Record set =
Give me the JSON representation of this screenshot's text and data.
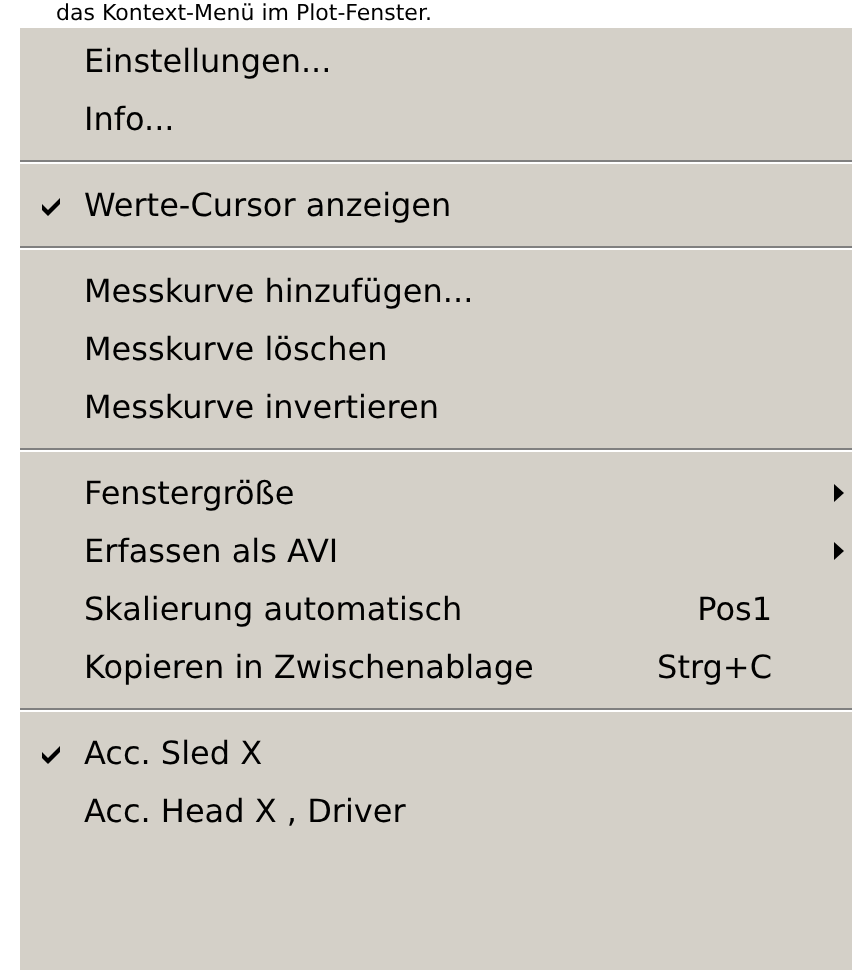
{
  "heading": "das Kontext-Menü im Plot-Fenster.",
  "menu": {
    "items": [
      {
        "kind": "item",
        "label": "Einstellungen...",
        "checked": false
      },
      {
        "kind": "item",
        "label": "Info...",
        "checked": false
      },
      {
        "kind": "separator"
      },
      {
        "kind": "item",
        "label": "Werte-Cursor anzeigen",
        "checked": true
      },
      {
        "kind": "separator"
      },
      {
        "kind": "item",
        "label": "Messkurve hinzufügen...",
        "checked": false
      },
      {
        "kind": "item",
        "label": "Messkurve löschen",
        "checked": false
      },
      {
        "kind": "item",
        "label": "Messkurve invertieren",
        "checked": false
      },
      {
        "kind": "separator"
      },
      {
        "kind": "item",
        "label": "Fenstergröße",
        "checked": false,
        "submenu": true
      },
      {
        "kind": "item",
        "label": "Erfassen als AVI",
        "checked": false,
        "submenu": true
      },
      {
        "kind": "item",
        "label": "Skalierung automatisch",
        "checked": false,
        "shortcut": "Pos1"
      },
      {
        "kind": "item",
        "label": "Kopieren in Zwischenablage",
        "checked": false,
        "shortcut": "Strg+C"
      },
      {
        "kind": "separator"
      },
      {
        "kind": "item",
        "label": "Acc. Sled X",
        "checked": true
      },
      {
        "kind": "item",
        "label": "Acc. Head X , Driver",
        "checked": false
      }
    ]
  }
}
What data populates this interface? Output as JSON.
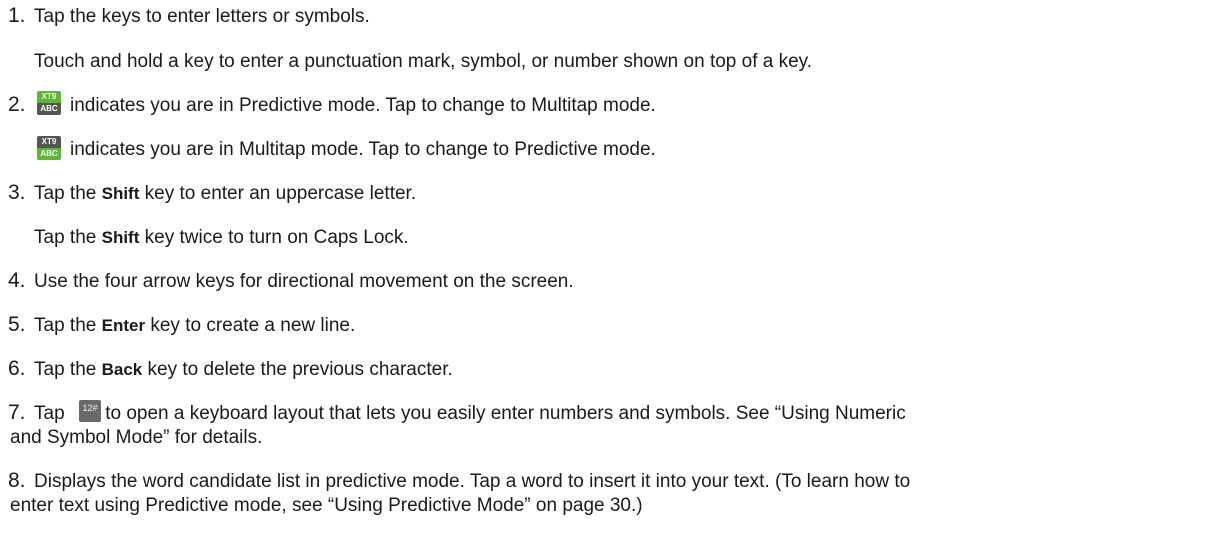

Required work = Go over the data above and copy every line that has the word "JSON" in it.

Finished exercise =
Give me the JSON representation of this screenshot's text and data.
What data populates this interface? Output as JSON.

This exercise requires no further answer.